    Thank you everyone.

    1. Thank you Antje, glad to hear we all contribute in our own ways towards a method you are happy with. I only use a tiny bit more soap for lubrication, and water to re-seal the cut edges once the cosy is dry. I dip the opening in a bowl of water, I would say by no more than a centimetre. Then when I have sealed the raw edge, I rinse only the edge under the tap to get rid of any soap, then press the wet out with a towel and dry thoroughly again. So I am basically saying, the amount of soap that gets introduced at this stage, I feel, is negligible. The cosy will have been totally rinsed and had a vinegar bath before the first drying. Have a go with both methods to see which works for you. Happy felting!

      I would just like to add after you have spent (as we know) quite a while laying out your work, felting then fulling, it is really lovely I think to put it to one side and come back to turn your attention to the cut edge another day. The first part of the process can consume hours, if I then thought I now had to fight with a straight edge, I know I would be seriously fed up!

  8. Thanks Tracey….I will test out both methods. Certainly stepping back for a few hours not only rejuvenates one’s energy but also one’s artistic eye.

    1. I certainly agree Antje. When I return to the cosy I appreciate the work I have done, and look forward to completing the piece more. Good luck with your method testing, and you may even come up with a better edge solution you could share!

We'd love to hear your thoughts!

This site uses Akismet to reduce spam.

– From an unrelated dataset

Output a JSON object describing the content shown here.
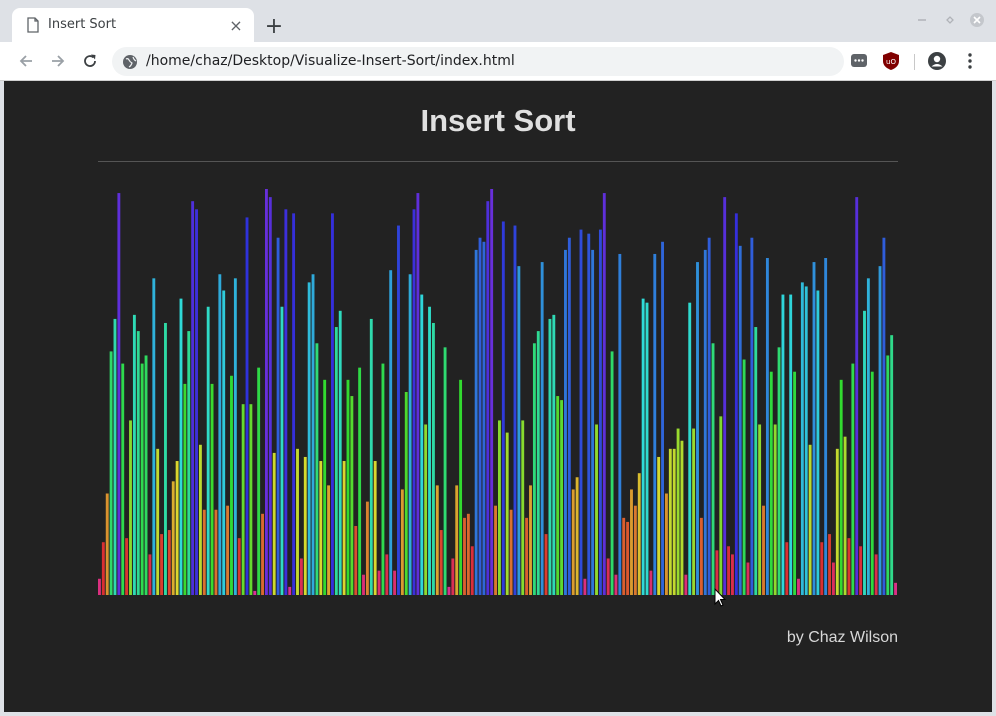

Learn how your comment data is processed.

%d bloggers like this: